  • ⅛ teaspoon freshly-ground black pepper
  • ¼ cup unsalted butter
  • ¼ cup pine nuts
  • ⅓ cup dried golden raisins soaked in hot water then drained
  • 1 bunch Tuscan kale, ribs removed, torn into 2” pieces
  • ½ cup grated Parmesan, plus more for serving-
  • 1 lb. cavatappi, cavatelli or other short pasta, cooked al dente and drained

Directions

  1. Season pork with salt and pepper. Heat oil in a large heavy pot over high heat. Working in batches, cook meat, turning occasionally, until browned; transfer to a large plate.
  2. Add pepperoni to pot and cook until beginning to brown. Add onion, carrot, and celery to pepperoni and cook until golden. Add garlic and cook until fragrant, 30 seconds. Deglaze pan with red wine, scraping up any browned bits. Tie rosemary, oregano, and bay leaf into a bouquet garni with kitchen twine; add to pot along with pork and any accumulated juices, tomatoes, pepper, nutmeg, and clove. Add water just to cover meat (about 1 ½ tomato can’s full) and bring to a boil. Cover, reduce heat, and simmer until meat is very tender, about1½ hours.
  3. Discard bouquet garni. Using 2 forks, shred meat in pot; cook, uncovered, over high heat until sauce is thickened but still saucy, about 8 minutes.
  4. Cook pine nuts in butter until golden watching closely so they don’t burn. Reserve butter and pine nuts.
  5. 5.Add golden raisins and kale to sugo; cook until kale is soft, about 4 minutes. Mix in ½ cup Parmesan and season with salt and pepper. Serve sugo over pasta; drizzle with pine nuts, browned butter, and top with more Parmesan.

Q. Why not use a can of diced tomatoes?

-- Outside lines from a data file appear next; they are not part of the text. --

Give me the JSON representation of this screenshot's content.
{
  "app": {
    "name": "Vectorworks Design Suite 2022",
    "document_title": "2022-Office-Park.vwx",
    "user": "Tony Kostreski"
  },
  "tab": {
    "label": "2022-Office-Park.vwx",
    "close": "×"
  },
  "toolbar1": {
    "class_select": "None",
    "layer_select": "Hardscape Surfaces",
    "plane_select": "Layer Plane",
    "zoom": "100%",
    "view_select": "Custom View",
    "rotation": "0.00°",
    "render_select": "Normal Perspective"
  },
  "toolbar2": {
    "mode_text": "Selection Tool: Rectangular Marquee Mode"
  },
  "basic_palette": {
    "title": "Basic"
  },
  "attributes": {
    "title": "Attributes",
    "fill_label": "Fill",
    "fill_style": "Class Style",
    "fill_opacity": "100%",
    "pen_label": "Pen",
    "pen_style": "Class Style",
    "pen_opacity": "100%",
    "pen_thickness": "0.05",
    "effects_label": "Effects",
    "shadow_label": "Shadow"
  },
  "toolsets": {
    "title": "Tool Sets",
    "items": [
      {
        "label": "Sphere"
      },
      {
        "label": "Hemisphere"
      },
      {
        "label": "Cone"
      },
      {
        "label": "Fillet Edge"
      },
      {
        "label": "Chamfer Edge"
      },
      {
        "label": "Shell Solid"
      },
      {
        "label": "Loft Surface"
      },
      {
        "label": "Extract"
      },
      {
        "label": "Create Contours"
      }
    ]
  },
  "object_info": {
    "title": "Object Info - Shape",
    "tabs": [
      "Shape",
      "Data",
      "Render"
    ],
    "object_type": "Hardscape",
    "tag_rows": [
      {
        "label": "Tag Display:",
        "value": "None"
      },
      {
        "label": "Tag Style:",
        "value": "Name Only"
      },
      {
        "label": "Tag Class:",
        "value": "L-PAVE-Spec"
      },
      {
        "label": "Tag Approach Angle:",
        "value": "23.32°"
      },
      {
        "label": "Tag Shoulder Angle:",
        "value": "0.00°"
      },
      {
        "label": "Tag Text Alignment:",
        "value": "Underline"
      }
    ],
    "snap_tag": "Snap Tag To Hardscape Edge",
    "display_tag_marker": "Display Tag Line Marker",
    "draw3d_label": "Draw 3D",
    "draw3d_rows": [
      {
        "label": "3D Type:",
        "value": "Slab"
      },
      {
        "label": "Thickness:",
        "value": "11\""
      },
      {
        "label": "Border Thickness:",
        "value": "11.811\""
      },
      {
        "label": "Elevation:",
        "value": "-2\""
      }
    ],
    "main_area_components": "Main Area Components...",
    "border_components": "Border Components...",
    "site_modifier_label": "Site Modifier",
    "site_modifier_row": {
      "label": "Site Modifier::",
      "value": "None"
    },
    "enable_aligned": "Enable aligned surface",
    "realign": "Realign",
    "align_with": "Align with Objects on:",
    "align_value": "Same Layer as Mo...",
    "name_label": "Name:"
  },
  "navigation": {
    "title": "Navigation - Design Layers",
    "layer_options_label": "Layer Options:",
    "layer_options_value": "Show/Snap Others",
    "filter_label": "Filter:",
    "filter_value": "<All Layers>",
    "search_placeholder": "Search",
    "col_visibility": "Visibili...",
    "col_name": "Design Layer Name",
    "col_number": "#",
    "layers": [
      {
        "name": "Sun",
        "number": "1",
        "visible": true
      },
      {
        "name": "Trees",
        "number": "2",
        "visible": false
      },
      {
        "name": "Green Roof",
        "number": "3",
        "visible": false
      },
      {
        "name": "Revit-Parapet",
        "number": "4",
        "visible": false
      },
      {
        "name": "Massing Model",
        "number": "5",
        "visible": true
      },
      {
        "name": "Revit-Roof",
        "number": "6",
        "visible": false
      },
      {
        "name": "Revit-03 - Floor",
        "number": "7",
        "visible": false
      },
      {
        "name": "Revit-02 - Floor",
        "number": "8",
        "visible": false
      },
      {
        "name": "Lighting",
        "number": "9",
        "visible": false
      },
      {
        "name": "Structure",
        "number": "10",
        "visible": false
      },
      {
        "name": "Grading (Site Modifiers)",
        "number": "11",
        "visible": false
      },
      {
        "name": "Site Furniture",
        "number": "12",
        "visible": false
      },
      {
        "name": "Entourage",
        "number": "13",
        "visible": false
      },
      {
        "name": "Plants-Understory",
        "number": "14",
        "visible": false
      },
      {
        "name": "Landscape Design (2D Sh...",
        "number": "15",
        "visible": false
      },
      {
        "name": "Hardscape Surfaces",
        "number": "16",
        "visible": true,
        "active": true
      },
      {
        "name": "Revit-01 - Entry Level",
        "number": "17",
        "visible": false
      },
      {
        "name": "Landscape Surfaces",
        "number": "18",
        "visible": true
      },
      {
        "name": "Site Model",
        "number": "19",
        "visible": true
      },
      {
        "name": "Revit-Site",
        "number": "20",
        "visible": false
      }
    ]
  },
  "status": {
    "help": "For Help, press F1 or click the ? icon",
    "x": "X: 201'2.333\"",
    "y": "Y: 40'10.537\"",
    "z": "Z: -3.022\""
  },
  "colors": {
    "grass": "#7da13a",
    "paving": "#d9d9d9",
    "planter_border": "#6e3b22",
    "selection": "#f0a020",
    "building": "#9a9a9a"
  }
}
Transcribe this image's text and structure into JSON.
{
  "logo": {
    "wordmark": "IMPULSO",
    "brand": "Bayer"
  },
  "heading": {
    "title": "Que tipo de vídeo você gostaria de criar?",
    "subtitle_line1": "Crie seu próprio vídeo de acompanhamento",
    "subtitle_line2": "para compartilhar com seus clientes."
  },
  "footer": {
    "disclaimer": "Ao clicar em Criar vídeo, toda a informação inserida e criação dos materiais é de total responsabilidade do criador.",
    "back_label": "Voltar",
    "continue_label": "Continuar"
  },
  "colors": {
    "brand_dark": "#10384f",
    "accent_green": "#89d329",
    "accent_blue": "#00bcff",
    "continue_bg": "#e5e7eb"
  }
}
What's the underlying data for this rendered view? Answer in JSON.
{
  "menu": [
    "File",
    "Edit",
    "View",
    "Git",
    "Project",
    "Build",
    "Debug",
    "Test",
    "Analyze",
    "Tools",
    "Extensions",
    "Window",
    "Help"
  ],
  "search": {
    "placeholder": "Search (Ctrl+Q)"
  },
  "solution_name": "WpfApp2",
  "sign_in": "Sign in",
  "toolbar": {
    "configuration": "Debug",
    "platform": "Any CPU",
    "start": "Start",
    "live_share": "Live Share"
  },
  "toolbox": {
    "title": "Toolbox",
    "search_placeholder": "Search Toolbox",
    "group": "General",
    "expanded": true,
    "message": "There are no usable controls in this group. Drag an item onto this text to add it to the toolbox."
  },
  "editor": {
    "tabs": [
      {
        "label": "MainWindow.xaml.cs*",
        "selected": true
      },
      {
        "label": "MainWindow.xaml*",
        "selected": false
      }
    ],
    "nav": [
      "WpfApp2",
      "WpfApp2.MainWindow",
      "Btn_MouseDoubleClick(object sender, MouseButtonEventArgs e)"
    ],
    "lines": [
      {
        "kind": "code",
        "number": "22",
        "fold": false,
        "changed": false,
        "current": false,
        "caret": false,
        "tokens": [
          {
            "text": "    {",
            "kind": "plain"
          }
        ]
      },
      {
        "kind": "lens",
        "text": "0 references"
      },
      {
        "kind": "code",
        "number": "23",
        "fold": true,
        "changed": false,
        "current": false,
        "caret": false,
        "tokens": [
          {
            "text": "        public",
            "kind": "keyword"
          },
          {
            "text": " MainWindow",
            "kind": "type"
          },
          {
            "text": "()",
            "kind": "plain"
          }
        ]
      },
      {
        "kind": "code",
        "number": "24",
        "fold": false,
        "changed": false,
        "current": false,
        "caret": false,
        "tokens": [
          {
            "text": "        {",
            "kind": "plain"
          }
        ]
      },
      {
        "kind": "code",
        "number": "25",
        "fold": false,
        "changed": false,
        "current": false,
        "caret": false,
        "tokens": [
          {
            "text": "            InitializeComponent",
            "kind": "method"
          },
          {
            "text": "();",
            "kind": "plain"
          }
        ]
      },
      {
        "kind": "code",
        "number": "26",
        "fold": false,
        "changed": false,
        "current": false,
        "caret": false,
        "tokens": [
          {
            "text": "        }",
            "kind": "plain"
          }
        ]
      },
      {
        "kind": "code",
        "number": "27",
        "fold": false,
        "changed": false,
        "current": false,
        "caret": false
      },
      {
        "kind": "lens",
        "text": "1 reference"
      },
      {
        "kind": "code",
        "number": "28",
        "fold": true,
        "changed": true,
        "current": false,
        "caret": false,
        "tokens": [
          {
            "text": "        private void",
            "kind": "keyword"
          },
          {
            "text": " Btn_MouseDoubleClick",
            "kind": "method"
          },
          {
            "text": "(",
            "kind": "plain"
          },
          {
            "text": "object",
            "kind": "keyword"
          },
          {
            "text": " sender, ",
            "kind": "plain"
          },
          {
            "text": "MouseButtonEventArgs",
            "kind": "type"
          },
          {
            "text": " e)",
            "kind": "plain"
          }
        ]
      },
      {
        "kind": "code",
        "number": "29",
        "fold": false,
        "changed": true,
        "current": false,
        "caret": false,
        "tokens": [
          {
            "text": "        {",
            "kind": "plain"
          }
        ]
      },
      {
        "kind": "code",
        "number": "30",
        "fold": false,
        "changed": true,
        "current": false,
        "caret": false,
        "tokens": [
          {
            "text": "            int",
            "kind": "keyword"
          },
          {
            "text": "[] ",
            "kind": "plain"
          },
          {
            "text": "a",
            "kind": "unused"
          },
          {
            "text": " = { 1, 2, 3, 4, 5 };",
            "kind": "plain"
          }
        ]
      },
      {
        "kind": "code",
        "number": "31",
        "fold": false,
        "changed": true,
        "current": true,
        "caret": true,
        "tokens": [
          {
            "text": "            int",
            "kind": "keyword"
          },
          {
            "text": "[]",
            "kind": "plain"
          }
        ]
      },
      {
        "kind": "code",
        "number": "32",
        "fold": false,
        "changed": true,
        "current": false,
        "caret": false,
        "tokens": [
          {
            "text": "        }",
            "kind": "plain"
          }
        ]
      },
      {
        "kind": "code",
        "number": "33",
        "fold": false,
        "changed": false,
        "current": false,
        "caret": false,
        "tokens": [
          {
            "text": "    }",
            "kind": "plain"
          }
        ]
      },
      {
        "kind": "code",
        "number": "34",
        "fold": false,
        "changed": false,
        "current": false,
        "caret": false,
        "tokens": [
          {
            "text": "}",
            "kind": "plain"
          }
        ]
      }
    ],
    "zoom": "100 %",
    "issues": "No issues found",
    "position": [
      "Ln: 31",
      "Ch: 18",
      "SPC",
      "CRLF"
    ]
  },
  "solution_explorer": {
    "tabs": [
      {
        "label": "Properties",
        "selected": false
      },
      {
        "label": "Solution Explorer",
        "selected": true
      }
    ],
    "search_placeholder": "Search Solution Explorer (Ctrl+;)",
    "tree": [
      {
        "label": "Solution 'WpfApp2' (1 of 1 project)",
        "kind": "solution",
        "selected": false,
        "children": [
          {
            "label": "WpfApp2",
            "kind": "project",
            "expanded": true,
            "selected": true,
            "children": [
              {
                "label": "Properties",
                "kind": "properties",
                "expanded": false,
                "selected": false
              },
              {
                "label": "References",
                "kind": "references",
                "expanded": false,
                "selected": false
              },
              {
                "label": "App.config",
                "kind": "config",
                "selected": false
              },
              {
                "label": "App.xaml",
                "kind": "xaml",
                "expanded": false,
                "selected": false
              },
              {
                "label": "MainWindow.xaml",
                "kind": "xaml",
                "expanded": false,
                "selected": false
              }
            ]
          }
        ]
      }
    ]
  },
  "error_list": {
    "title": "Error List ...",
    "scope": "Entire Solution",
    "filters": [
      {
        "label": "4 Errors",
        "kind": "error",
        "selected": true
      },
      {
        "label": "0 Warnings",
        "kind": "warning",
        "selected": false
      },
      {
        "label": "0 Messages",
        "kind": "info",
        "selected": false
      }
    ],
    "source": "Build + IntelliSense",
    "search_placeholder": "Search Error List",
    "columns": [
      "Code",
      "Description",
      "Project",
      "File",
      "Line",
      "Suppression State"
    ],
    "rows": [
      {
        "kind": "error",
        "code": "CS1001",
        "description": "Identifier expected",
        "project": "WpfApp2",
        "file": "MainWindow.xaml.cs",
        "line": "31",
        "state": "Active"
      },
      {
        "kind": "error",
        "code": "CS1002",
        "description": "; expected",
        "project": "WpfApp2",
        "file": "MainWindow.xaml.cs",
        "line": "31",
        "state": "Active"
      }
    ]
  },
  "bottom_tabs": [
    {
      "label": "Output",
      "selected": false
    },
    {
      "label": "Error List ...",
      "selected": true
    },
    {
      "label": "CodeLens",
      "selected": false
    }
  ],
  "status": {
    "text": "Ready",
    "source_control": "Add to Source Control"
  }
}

Canned diced tomatoes usually have added calcium chloride, which helps them hold their shape through cooking – exactly what I don’t want when making a sauce. I use canned whole San Marzano tomatoes and chop them myself so they melt into the sauce.